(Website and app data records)
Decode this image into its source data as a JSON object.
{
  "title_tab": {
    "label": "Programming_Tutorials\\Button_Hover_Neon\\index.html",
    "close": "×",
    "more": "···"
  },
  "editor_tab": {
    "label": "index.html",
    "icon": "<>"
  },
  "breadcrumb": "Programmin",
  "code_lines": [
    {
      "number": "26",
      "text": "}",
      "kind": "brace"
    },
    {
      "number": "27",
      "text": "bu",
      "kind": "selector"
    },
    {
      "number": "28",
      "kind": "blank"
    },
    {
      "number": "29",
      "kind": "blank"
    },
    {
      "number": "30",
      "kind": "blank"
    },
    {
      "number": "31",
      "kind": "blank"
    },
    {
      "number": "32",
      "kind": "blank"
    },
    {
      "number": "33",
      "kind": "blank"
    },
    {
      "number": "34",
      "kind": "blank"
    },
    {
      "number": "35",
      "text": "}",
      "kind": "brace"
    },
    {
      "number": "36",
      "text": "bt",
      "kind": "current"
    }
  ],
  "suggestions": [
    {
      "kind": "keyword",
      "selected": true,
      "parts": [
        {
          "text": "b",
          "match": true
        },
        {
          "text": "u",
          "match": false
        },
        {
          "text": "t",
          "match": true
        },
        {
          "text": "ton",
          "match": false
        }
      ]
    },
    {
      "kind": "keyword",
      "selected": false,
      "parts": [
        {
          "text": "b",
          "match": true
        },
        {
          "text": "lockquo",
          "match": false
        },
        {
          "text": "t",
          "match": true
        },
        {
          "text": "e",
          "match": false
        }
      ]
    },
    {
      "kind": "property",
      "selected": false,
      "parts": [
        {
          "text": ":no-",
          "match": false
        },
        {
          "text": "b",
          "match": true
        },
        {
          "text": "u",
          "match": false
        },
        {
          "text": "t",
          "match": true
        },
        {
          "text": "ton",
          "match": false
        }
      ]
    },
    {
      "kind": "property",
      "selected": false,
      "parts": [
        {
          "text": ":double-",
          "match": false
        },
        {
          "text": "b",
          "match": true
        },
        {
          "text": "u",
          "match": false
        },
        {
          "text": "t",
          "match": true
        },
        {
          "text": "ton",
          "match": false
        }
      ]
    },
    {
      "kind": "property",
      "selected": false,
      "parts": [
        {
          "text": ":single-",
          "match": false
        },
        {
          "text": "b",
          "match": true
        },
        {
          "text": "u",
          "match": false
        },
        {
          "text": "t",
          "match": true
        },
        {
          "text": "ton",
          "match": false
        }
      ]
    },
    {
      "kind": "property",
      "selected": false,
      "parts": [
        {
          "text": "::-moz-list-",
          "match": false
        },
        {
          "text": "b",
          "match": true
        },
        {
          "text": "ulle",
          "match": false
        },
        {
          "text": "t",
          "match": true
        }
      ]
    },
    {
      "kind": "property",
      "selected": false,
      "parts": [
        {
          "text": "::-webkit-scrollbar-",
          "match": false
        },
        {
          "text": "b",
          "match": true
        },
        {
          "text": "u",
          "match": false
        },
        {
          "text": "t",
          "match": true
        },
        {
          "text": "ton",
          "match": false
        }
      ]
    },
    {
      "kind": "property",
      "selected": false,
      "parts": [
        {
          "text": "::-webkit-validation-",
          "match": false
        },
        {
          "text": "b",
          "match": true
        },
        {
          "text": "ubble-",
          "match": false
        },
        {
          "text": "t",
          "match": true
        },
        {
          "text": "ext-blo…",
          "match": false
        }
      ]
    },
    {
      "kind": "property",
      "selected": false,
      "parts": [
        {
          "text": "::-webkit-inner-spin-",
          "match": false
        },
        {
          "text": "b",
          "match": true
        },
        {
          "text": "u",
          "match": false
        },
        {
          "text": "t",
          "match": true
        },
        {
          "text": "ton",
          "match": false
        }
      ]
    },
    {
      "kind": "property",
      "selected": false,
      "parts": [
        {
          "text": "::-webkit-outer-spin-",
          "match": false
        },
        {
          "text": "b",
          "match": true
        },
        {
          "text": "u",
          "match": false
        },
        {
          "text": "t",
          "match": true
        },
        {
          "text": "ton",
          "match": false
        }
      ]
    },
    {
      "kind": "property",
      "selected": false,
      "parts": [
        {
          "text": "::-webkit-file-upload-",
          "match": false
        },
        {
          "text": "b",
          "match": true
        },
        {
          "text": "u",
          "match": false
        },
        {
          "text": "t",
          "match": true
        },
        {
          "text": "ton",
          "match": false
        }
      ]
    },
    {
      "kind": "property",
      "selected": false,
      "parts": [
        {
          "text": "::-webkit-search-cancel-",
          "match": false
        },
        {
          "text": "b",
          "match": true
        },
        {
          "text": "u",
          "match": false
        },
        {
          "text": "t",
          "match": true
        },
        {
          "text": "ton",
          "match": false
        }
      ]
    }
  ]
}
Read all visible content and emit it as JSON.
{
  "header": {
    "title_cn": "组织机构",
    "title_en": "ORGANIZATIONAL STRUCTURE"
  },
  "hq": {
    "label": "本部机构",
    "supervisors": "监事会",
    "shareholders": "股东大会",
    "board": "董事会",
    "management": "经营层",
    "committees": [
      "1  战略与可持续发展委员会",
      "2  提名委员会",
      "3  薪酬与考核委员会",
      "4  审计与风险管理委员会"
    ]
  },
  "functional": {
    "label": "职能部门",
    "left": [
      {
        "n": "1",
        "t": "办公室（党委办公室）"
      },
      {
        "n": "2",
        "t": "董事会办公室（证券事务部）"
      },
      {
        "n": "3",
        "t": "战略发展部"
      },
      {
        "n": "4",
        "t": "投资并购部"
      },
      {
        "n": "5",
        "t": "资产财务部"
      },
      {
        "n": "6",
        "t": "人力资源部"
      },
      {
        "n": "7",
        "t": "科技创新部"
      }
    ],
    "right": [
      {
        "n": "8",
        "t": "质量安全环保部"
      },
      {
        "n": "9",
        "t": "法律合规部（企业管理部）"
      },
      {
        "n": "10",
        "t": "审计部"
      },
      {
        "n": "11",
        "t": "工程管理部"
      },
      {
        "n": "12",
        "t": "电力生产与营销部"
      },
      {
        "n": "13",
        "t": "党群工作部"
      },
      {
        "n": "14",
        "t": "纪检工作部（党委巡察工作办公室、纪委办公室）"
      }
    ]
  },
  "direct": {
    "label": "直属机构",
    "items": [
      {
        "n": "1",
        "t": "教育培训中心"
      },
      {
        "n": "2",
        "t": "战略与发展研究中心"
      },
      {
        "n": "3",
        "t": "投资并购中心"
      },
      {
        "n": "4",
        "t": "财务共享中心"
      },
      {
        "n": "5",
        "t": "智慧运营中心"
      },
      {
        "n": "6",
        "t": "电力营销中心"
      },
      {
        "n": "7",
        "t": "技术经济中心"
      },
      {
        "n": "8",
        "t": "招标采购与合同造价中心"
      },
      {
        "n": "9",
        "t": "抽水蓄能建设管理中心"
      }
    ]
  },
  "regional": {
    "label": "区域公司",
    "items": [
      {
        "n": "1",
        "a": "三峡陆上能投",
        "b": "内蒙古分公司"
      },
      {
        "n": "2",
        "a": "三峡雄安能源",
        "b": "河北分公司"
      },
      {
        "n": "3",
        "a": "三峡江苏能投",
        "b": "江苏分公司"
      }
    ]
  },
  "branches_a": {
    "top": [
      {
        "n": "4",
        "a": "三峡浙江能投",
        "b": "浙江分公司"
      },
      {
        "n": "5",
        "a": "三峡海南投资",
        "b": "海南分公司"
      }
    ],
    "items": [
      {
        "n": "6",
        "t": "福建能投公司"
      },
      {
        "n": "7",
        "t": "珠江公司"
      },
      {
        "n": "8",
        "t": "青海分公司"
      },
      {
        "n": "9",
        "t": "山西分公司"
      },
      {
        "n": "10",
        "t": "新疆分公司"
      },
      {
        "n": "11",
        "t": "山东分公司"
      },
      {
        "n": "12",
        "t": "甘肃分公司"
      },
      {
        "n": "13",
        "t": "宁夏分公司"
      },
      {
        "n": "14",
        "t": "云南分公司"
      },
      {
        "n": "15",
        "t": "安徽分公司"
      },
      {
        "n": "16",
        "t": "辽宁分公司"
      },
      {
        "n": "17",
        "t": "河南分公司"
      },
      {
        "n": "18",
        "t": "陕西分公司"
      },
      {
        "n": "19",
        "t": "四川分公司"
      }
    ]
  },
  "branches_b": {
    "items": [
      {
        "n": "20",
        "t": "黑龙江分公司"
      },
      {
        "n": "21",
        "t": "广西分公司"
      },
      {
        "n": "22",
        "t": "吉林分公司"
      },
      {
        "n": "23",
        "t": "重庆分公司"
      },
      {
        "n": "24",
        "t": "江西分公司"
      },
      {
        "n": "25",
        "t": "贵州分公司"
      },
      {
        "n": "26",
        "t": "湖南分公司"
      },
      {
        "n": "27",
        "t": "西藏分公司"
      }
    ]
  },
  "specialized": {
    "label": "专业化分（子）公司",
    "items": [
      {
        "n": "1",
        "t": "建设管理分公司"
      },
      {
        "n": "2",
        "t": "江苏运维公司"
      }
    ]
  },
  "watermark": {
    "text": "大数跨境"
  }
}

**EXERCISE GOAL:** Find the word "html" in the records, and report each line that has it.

**PROBLEM SOLUTION:**
    "label": "Programming_Tutorials\\Button_Hover_Neon\\index.html",
    "label": "index.html",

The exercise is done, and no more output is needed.